The Pandemic Pushed Back My Breast Cancer Surgery, a Small Delay With a Big Impact
After I found out I had breast cancer, my world was turned upside down. Then the coronavirus pandemic hit, my second surgery was delayed, and parenting with health issues became even harder.
Since the day I became a mammogram technician, I knew that if I ever got breast cancer, I’d want to remove my breasts and have reconstructive surgery. So in September 2018, when my doctor told me that the lump I’d found in my breast was cancer, I was clear on what I wanted.
But life got complicated. My marriage broke up, and I was almost single-handedly responsible for my three children. One of my twins was diagnosed with cancer. And my doctors added radiation to my course of treatment. As a result, though I had a mastectomy right away, a series of four reconstructive surgeries that might have occurred within a year were delayed.
All I wanted was for my nightmare to be over by 2021. In late 2019, it looked like it would be. With Brooklynn in the clear, I had my first surgery. My doctor marked April 3 as the date for putting in spacers, saline sacks that stretch the skin and make room for implants. I couldn’t wait.
In late March, however, that second surgery was canceled because of COVID-19. It might not seem like a big deal, but this pandemic has been just one more hitch in what was already a long and grueling road back to normal life.
And not just for me, but for my kids as well, who were home from school because of the pandemic and have been more exposed to what I’m dealing with. Every time I go to the doctor or have a surgery, they get scared. It’s hard to comfort them when I’m also overwhelmed. Fortunately, my girls were able to spend a few hours each day at a facility that helped with online learning. So at least I didn’t have to worry about their homework too.
In May 2020, my dad drove me 10 hours to the Mayo Clinic in Rochester, Minnesota, for that second surgery. I was tested for COVID, and we spent two days in a hotel waiting for results and eating takeout on our beds. It was not a comforting way to prepare for surgery, but I got my spacers. Now I’m seeing a light at the end of the tunnel. I hope my 40th birthday was a turning point. I hope that all the hard stuff is finally out of the way.

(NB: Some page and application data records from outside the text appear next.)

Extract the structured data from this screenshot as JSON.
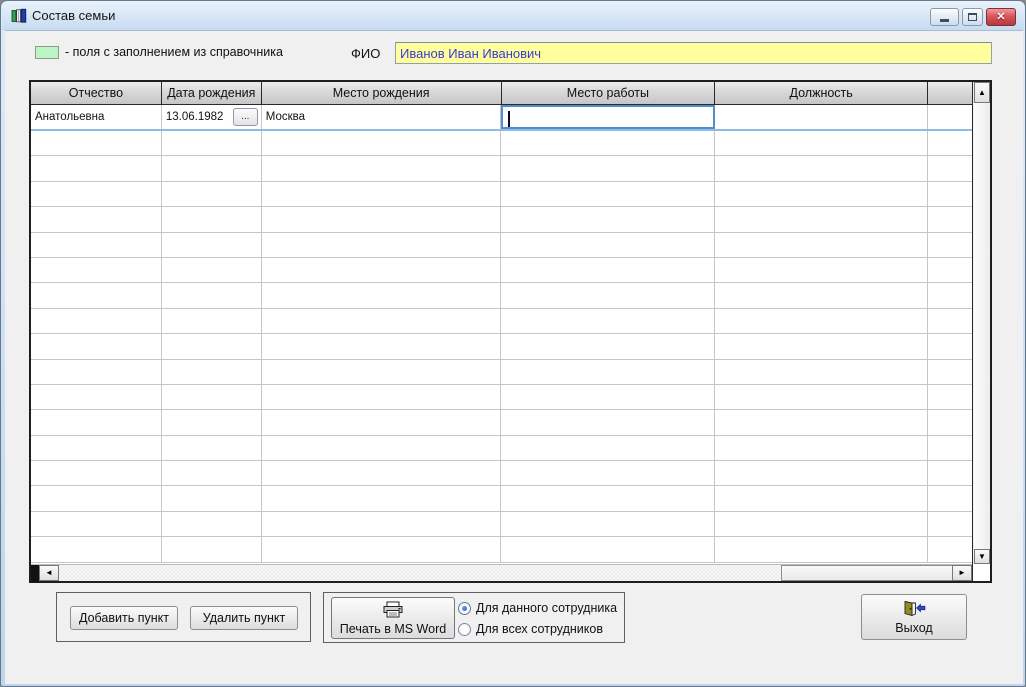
{
  "window": {
    "title": "Состав семьи",
    "icon": "books-icon",
    "controls": {
      "minimize": "minimize-icon",
      "maximize": "maximize-icon",
      "close": "close-icon"
    }
  },
  "legend": {
    "label": "- поля с заполнением из справочника",
    "swatch_color": "#BDF4C3"
  },
  "fio": {
    "label": "ФИО",
    "value": "Иванов Иван Иванович",
    "text_color": "#3A3AD2",
    "field_bg": "#FFFF9E"
  },
  "grid": {
    "columns": [
      "Отчество",
      "Дата рождения",
      "Место рождения",
      "Место работы",
      "Должность",
      ""
    ],
    "rows": [
      {
        "patronymic": "Анатольевна",
        "birth_date": "13.06.1982",
        "date_button": "...",
        "birth_place": "Москва",
        "work_place": "",
        "position": "",
        "extra": ""
      }
    ],
    "empty_row_count": 17,
    "selected_cell": "Место работы"
  },
  "footer": {
    "add_button": "Добавить пункт",
    "delete_button": "Удалить пункт",
    "print_button": "Печать в MS Word",
    "print_icon": "printer-icon",
    "radio_options": [
      {
        "label": "Для данного сотрудника",
        "selected": true
      },
      {
        "label": "Для всех сотрудников",
        "selected": false
      }
    ],
    "exit_button": "Выход",
    "exit_icon": "door-exit-icon"
  },
  "colors": {
    "selected_cell_border": "#4E8FD0",
    "selected_row_border": "#8FBCE6",
    "header_bg": "#D6D6D6",
    "titlebar_gradient": "#DCEBF9",
    "close_button": "#C8444B"
  }
}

This article originally appeared in Parents magazine's October 2020 issue as “Breast Cancer in the Pandemic - Amber Tisi, 40 Minot, ND.” Want more from the magazine? Sign up for a monthly print subscription here